Relationship Circles and Finding Someone to Pay You for what You Love to do

A good friend of mine once shared with me what he felt was one of the best pieces of advice he had ever been given in regards to happiness and a work life balance. The advice was to find out what you like to do and then find someone who is willing to pay you to do it.  Now, this is obviously a much easier theory to discuss academically than it is to actually apply, but there are many ways you can directly move this process along and one of the best and most effective ways is an efficient use of your individual relationship circles.


What I call a relationship circle others may refer to as their “network”, their “friendships”, or even their “family”. But we are all really just talking about individuals with whom we associate with both personally and professionally. In my view, I have always enjoyed thinking of networking, or rather relationship building, in terms of relationship circles. The thought of multiple interconnecting webs of people whom I associate with makes it easier for me to connect on a more personal level with people and to apply the three actions listed below as I travel down my own path to employment bliss.


These actions are; (1) adding value to those around you; (2) understanding your weaknesses; and (3)watching for open doors and walking through them. Now, none of these are novel concepts and if you were to search the libraries of the world you would likely find whole sections devoted to these topics independently. There are countless self-help books, and people that are out there promoting these very ideas but on different terms and using different titles.


My goal through this essay is not to re-do all of their great work but rather provide you with a precise tool or two that you can throw in your toolbox and use if and when needed. Maybe none of these ideas will resonate with you, maybe you are already doing this but calling it something different, or maybe you can apply each of these fully as you allow your relationship circles to assist you in moving towards more fulfilling employment opportunities. Regardless of your personal applicability of my thoughts, thinking of networking or relationship building in this way has helped me and I hope it helps you!
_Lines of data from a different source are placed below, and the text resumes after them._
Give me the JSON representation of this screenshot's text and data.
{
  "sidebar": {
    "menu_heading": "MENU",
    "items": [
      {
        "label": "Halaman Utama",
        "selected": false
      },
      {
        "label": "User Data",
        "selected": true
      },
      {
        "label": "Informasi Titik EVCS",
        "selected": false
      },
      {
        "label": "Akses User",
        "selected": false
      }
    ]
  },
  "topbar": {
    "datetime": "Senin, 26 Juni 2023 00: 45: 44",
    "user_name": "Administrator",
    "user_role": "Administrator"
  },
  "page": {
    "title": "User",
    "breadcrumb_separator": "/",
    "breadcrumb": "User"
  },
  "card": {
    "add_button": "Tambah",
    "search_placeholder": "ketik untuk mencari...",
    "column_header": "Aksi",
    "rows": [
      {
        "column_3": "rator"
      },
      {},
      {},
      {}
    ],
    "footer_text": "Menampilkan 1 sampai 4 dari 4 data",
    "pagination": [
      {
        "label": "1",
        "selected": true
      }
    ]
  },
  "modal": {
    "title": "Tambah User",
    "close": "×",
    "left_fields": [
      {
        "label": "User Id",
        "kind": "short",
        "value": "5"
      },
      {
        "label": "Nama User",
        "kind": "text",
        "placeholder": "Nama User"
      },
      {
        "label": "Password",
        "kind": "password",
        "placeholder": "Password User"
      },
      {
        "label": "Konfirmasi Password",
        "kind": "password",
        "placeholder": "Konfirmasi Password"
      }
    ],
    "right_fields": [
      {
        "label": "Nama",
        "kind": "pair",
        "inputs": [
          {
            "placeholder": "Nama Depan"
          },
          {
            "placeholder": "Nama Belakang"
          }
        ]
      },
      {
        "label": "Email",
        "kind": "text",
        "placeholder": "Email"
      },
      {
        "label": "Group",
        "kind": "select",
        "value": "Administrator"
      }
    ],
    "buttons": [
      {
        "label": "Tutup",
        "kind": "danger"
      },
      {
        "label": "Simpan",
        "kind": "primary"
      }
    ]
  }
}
The first point is to add value to those around you. As a society we are often self-driven to seek out personal accomplishments on an individual level. This is not inherently bad but can lead us down a path of thinking that we must gain from others in order for value to be had in a relationship. I challenge you to think of the five most recent individuals that you have interacted with and ask yourself what you did, could have done, or should have done to add value to them. This can be as simple as making them laugh or as complicated as helping them execute a philanthropic activity they are passionate about. The bottom line is to think how you, your relationships, your skills, and education, can be used to ensure you are providing value to those around you. I think you will be surprised on how quickly value is received by you once you start dolling it out!


The second point is to understand your weaknesses. We are often told to identify our weaknesses and to find ways to improve them, but I want you to actually understand your weaknesses and perhaps even find ways to offload them completely by utilizing your relationship circles. Once you fully understand your weaknesses you can move to ensure that you surround yourself with individuals that complement you. Here, it could be an individual that helps make sure you get to the gym on time or people that are better at executing the ideas of others or vice versa. Ultimately a football team of nothing but running backs will not succeed. You need a team of people who all have different but complimentary talents in order to truly move forward.


The third and final point is to watch for open doors and to walk through them. If you are taking the time to honestly develop meaningful relationship circles, you are adding value to other people’s lives, and you fully understand you weaknesses, doors will open and you will become better at spotting them and will be able to more easily walk through them successfully. At times this means that you must go outside of your comfort zone and take risks you may not normally take, but that is where the support of your relationship circles come in and the hard work you have put in pays off.


Trust in those around you and be on the lookout for your own little piece of employment nirvana. For me, the application of these actions has directly led to where I am today. If it was not for my individual relationship circles, I never would have thought to go to law school let alone attempt to hang a shingle immediately after graduating and passing the bar. But, like me, if you able to master the actions held in this essay you may just be able to find someone to pay you for what you love to do. 


More about Jeremy

Jeremy is an attorney and founding partner at Masterson, Bottenberg & Eichorn, LLP, a general practice law firm in Waukee. He has a Finance degree from Upper Iowa University and attended Drake Law School graduating with a certificate in business law. He currently resides in West Des Moines with his wife and two children and enjoys spending what free time he does have with them.